6 MDS at Forli

6 MDS at Forli

Back in Forli all the rooms and corridors of the 6 MDS building were crammed with a continuously changing crowd of sick. More and more arrived each day to fill the stretchers vacated by those returned to their units or transferred to the CCS or 1 General Hospital.

Dismal and hazy in the rain and fog by day, occasionally bombed and shelled, and completely blacked out at night, Forli seemed a town devoid of hope. The MDS yard was flooded, a Psychological Warfare Branch truck broadcast stentorian bulletins that echoed hollowly across the Piazza Saffi, and the winged figures of the local page 403 war memorial were vague and unrecognisable on top of their lofty column. However, by the time a few repairs had been effected and a selection of stoves had been scrounged from the factory of one Signor Becchi, the maternity hospital building was snug enough.
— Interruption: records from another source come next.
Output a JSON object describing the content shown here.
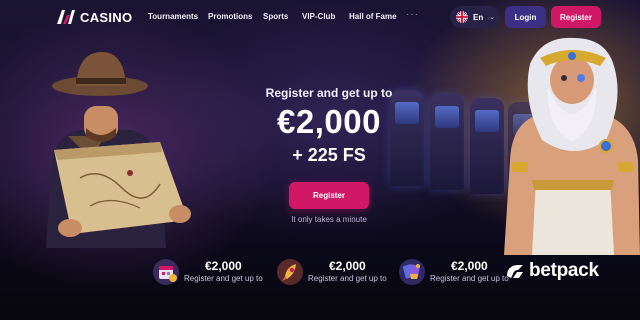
{
  "header": {
    "logo_text": "CASINO",
    "nav": [
      "Tournaments",
      "Promotions",
      "Sports",
      "VIP-Club",
      "Hall of Fame"
    ],
    "more": "···",
    "language": "En",
    "login_label": "Login",
    "register_label": "Register"
  },
  "hero": {
    "subtitle": "Register and get up to",
    "amount": "€2,000",
    "free_spins": "+ 225 FS",
    "cta_label": "Register",
    "cta_note": "It only takes a minute"
  },
  "bonuses": [
    {
      "amount": "€2,000",
      "label": "Register and get up to",
      "icon": "calendar-gift-icon"
    },
    {
      "amount": "€2,000",
      "label": "Register and get up to",
      "icon": "rocket-icon"
    },
    {
      "amount": "€2,000",
      "label": "Register and get up to",
      "icon": "trophy-cards-icon"
    }
  ],
  "watermark": "betpack",
  "colors": {
    "accent_pink": "#d01866",
    "login_purple": "#3c2f86",
    "background": "#0e0b1f"
  }
}
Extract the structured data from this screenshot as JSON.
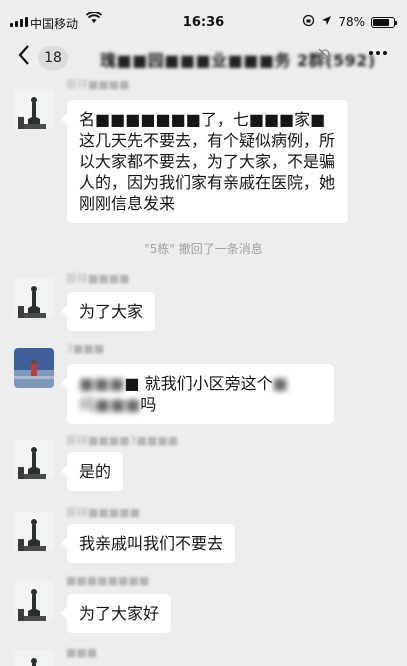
{
  "status_bar": {
    "carrier": "中国移动",
    "time": "16:36",
    "battery": "78%",
    "battery_level": 0.78,
    "icons": [
      "signal-icon",
      "wifi-icon",
      "lock-rotation-icon",
      "location-icon",
      "battery-icon"
    ]
  },
  "nav": {
    "back_icon": "chevron-left-icon",
    "unread_count": "18",
    "title": "瑰■■园■■■业■■■务 2群(592)",
    "mute_icon": "mute-icon",
    "more_icon": "more-icon"
  },
  "messages": [
    {
      "sender": "振祥■■■■",
      "avatar": "statue-avatar",
      "text": "名■■■■■■■了，七■■■家■这几天先不要去，有个疑似病例，所以大家都不要去，为了大家，不是骗人的，因为我们家有亲戚在医院，她刚刚信息发来"
    },
    {
      "system": "\"5栋\" 撤回了一条消息"
    },
    {
      "sender": "振祥■■■■",
      "avatar": "statue-avatar",
      "text": "为了大家"
    },
    {
      "sender": "3■■■",
      "avatar": "landscape-avatar",
      "text_blur_1": "■■■",
      "text_mid": "■ 就我们小区旁这个",
      "text_blur_2": "■",
      "text_line2_blur": "纯■■■",
      "text_line2_end": "吗"
    },
    {
      "sender": "振祥■■■■3■■■■",
      "avatar": "statue-avatar",
      "text": "是的"
    },
    {
      "sender": "振祥■■■■■",
      "avatar": "statue-avatar",
      "text": "我亲戚叫我们不要去"
    },
    {
      "sender": "■■■■■■■■",
      "avatar": "statue-avatar",
      "text": "为了大家好"
    },
    {
      "sender": "■■■",
      "avatar": "statue-avatar"
    }
  ],
  "colors": {
    "background": "#ededed",
    "bubble": "#ffffff",
    "system_text": "#a0a0a0"
  }
}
The HQ trucks were parked under the cloisters of the adjacent church of San Mercuriale, a bulldozer having been employed to scoop debris up over the steps of the church to make a negotiable ramp.
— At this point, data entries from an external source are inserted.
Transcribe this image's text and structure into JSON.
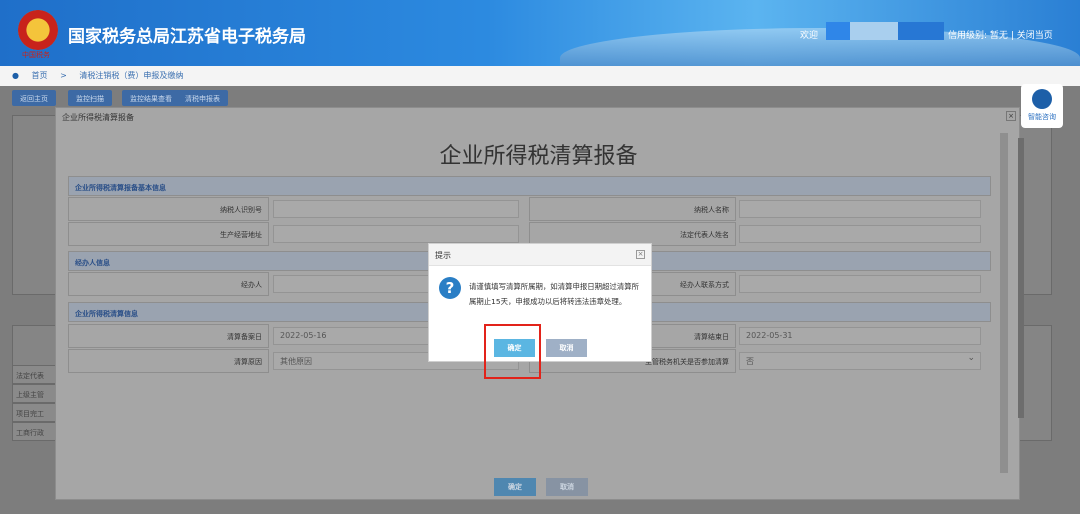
{
  "header": {
    "title": "国家税务总局江苏省电子税务局",
    "emblem_text": "中国税务",
    "welcome": "欢迎",
    "credit_label": "信用级别:",
    "credit_value": "暂无",
    "separator": "|",
    "close": "关闭当页"
  },
  "breadcrumb": {
    "home": "首页",
    "sep": ">",
    "current": "清税注销税（费）申报及缴纳"
  },
  "tabs": [
    "返回主页",
    "监控扫描",
    "监控结果查看",
    "清税申报表"
  ],
  "background_rows": [
    "法定代表",
    "上级主管",
    "项目完工",
    "工商行政"
  ],
  "help": {
    "label": "智能咨询"
  },
  "window": {
    "title": "企业所得税清算报备",
    "close": "×",
    "form_title": "企业所得税清算报备",
    "sections": [
      "企业所得税清算报备基本信息",
      "经办人信息",
      "企业所得税清算信息"
    ],
    "fields": {
      "taxpayer_id": "纳税人识别号",
      "taxpayer_name": "纳税人名称",
      "address": "生产经营地址",
      "legal_rep": "法定代表人姓名",
      "agent": "经办人",
      "agent_contact": "经办人联系方式",
      "start_date_label": "清算备案日",
      "start_date": "2022-05-16",
      "end_date_label": "清算结束日",
      "end_date": "2022-05-31",
      "reason_label": "清算原因",
      "reason": "其他原因",
      "tax_org_label": "主管税务机关是否参加清算",
      "tax_org": "否"
    },
    "ok": "确定",
    "cancel": "取消"
  },
  "dialog": {
    "title": "提示",
    "close": "×",
    "icon": "question-icon",
    "message": "请谨慎填写清算所属期，如清算申报日期超过清算所属期止15天，申报成功以后将转违法违章处理。",
    "ok": "确定",
    "cancel": "取消"
  }
}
The first bombing raid, carried out by a single German fighter-bomber, occurred on the day after the unit's arrival. The bombs fell in the Lamone, near the Bailey bridge, which was probably the target. The aircraft then disappeared into the fog, apparently untouched by the anti-aircraft fire. At the evening meal hour on succeeding days a Spitfire patrolled the sky. Then, on the evening of the 10th, with no Spitfires in sight, three enemy fighter-bombers roared in low over the town. Inside the MDS there was sudden consternation as the building shook to jarring crashes, and shutters smashed in and plaster fell from ceilings. The bombs had fallen nearby, one demolishing a large section of buildings, burying an army truck, and killing many soldiers and civilians. Another struck the church of San Giagio, engulfing families who had moved into the vaults at the previous raid. One women, dug out alive and carried unconscious to the MDS, was holding in her arms a dead two-months'-old baby.
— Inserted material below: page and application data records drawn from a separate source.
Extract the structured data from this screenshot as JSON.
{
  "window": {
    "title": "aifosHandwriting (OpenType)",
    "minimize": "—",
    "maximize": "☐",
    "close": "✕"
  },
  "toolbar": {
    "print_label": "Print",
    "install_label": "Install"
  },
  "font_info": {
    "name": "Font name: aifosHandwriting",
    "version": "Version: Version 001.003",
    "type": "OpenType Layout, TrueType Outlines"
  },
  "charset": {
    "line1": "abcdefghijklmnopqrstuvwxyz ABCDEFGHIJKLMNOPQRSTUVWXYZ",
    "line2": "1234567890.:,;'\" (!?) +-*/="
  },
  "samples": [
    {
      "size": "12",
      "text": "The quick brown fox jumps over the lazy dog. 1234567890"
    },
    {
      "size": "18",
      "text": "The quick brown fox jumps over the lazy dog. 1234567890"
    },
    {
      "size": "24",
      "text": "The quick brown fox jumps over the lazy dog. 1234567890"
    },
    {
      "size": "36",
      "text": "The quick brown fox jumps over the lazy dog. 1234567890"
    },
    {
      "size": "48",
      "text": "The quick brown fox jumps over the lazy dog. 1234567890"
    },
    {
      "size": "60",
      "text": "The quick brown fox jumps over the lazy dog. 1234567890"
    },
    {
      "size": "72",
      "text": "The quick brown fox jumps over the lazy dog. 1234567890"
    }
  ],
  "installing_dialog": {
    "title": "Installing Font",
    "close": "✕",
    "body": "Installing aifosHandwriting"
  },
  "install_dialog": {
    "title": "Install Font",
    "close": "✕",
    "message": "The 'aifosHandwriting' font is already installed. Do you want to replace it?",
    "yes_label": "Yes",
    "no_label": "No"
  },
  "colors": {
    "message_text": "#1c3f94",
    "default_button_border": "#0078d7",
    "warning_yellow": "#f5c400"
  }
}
Most of the shelling was confined to the aerodrome end of the town, though a salvo of shells landed around the MDS one night, bringing down showers of glass and more plaster. A building across the square went up in flames and burned well into the morning, section after section of the roof crashing in. scattering burning fragments and sparks, while the steeple of San Mercuriale stood limned in red against the black sky.